As the magazine reports, in December, Bob Dylan sold the publishing rights to over 600 songs to the Universal Music Publishing Group in a deal rumoured to be between $300 million and a half billion dollars.
Hipgnosis is a big player in the industry and bought all the publishing rights to Lindsey Buckinghman’s music. Buckinghman is famous for being the lead guitarist and one of the vocalists of Fleetwood Mac. Hipgnosis also owns 50% of RZA’s catalogue, Johnta Austin, 588 songs by Sean Garrett, and much more.
Hipgnosis is one among a rising crop of businesses who are aiming to disrupt the music industry by turning music into an asset class like gold, oil and securities. In the music publishing industry, businesses buy catalogs from labels and manage how their intellectual property is managed across different media. Hipgnosis prefers to deal directly with artists who own their own masters, which gives those artists more decision-making power. If that artist agrees to strike a deal, royalties are paid out in full to that artist. If the song does well, Hipgnosis earns a return on its investment for its investors. Hipgnosis’ bet is that music has a stable and enduring value. The company invests in proven music, which gives its model a conservativeness that allows it to thrive because song creation is intrinsically riskier than song management.
The company’s focus on turning music into an asset class probably explains why an analysis on YEAH! Local shows that “securities” is one of the top five words on their website. The company, which is listed in the United Kingdom, wants to popularize the notion that you can invest in their catalog the way that one would invest in any other asset class. Earnings from music are fairly stable and predictable, which are two of the reasons that people invest in gold or oil. Music’s advantage however is that it is immune to geopolitical happenings. People are always consuming great songs.

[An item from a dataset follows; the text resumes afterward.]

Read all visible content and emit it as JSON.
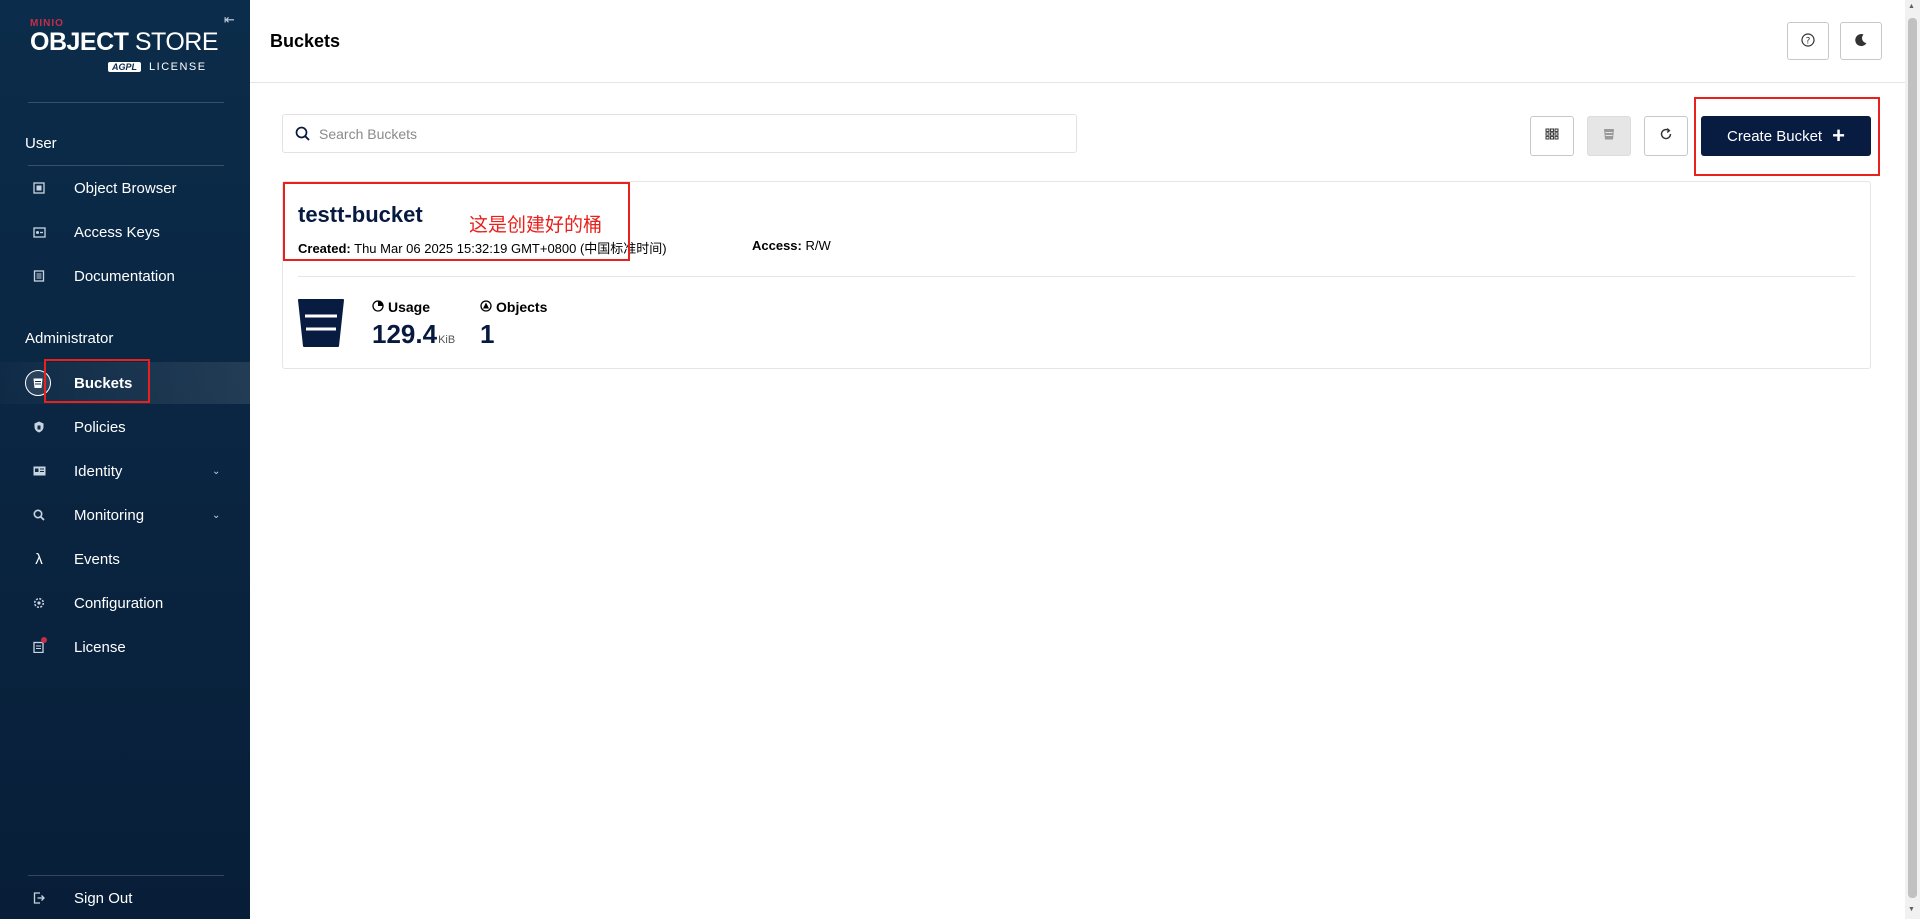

The company’s path is clear: they will continue to look for good deals which benefit their investors as well as songwriters. Hipgnosis is looking to list in the United States in the next 18 months. CEO, Merck Mercuriadis, began the company’s journey in the United Kingdom because platforms there are dedicated toward discovering new music. The United States presents a different challenge because discovery is done mainly through streaming, unlike in the United Kingdom. Ultimately, Mercuriadis is focused on putting the songwriter and musician in a more favourable position on the economic landscape, while earning a return for his investors.